For the Irish Press, by contrast, as the inheritor of a dissident civil war tradition that retained a faint whiff of anti-clericalism, the chief worry was not religious sites, but partition… partition anywhere, under any circumstances. Of six editorials published over twelve months, all six dwelt on this theme. The ‘evil’ of partitioning Palestine was compared to the calamity of the partitions of India and, of course, Ireland. The paper even sent a staffer to Berlin to report on life in a ‘partitioned city’.
On 22 March 1948, under the title ‘Partition No Solution’, it wrote: ‘Partition in Palestine, as in Ireland, had its foundation in a trick. British statesmen made contradictory promises to Jews and Arabs in Palestine and to Nationalists and Orangemen in Ireland. To keep the promises made to one side meant that the other side was to be betrayed.’ (These editorials were not unconnected with the fact that its founder and hero De Valera, having lost power in the general election of February, was embarking in March 1948 on the first stage of his Anti-Partition World Tour, to last until 1951 – a futile effort to pressurise Great Britain into returning Ireland’s ‘fourth green field’.)
Finally, The Irish Times, whose news coverage was probably the best of the three but which carried little editorial comment and made no parallels with Irish affairs, aligned itself with majority pro-Arab British thinking of the time: ‘[The UNGA partition decision] was a direct blow in the face not merely of the Palestinian Arabs, but of all the Moslem states of the Middle East.
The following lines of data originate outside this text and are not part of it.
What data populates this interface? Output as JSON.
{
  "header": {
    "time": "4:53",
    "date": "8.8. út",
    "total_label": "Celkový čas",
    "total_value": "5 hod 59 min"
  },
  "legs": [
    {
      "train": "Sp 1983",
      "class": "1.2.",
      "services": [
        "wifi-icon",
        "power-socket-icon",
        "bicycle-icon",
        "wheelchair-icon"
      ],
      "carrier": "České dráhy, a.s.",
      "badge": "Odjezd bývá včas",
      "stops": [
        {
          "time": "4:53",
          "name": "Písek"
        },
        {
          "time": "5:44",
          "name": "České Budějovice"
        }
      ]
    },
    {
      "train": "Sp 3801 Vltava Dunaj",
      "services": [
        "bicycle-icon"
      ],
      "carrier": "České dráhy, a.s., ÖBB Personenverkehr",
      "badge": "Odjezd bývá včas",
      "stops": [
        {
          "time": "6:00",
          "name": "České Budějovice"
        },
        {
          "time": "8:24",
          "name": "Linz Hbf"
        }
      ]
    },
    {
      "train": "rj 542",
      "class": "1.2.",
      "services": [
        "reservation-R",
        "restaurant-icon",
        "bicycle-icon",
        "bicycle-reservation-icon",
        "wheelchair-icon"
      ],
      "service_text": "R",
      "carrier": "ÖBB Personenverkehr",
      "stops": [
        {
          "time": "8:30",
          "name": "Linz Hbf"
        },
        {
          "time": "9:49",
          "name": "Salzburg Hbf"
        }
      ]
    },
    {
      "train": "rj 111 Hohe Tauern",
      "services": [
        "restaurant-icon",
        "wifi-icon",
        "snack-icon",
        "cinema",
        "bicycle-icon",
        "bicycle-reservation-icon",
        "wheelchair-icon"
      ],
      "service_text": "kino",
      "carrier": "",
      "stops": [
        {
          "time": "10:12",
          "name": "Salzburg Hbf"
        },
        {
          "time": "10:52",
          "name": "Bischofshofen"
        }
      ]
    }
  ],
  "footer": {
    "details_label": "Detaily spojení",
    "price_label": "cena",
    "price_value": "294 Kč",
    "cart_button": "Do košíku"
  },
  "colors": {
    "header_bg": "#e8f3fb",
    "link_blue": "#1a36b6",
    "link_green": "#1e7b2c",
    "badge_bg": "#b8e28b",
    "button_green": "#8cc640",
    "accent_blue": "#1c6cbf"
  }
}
The inevitable result has been what amounts to an Arab revolt.’ (10 January 1948).
(to be continued)
By Dermot Meleady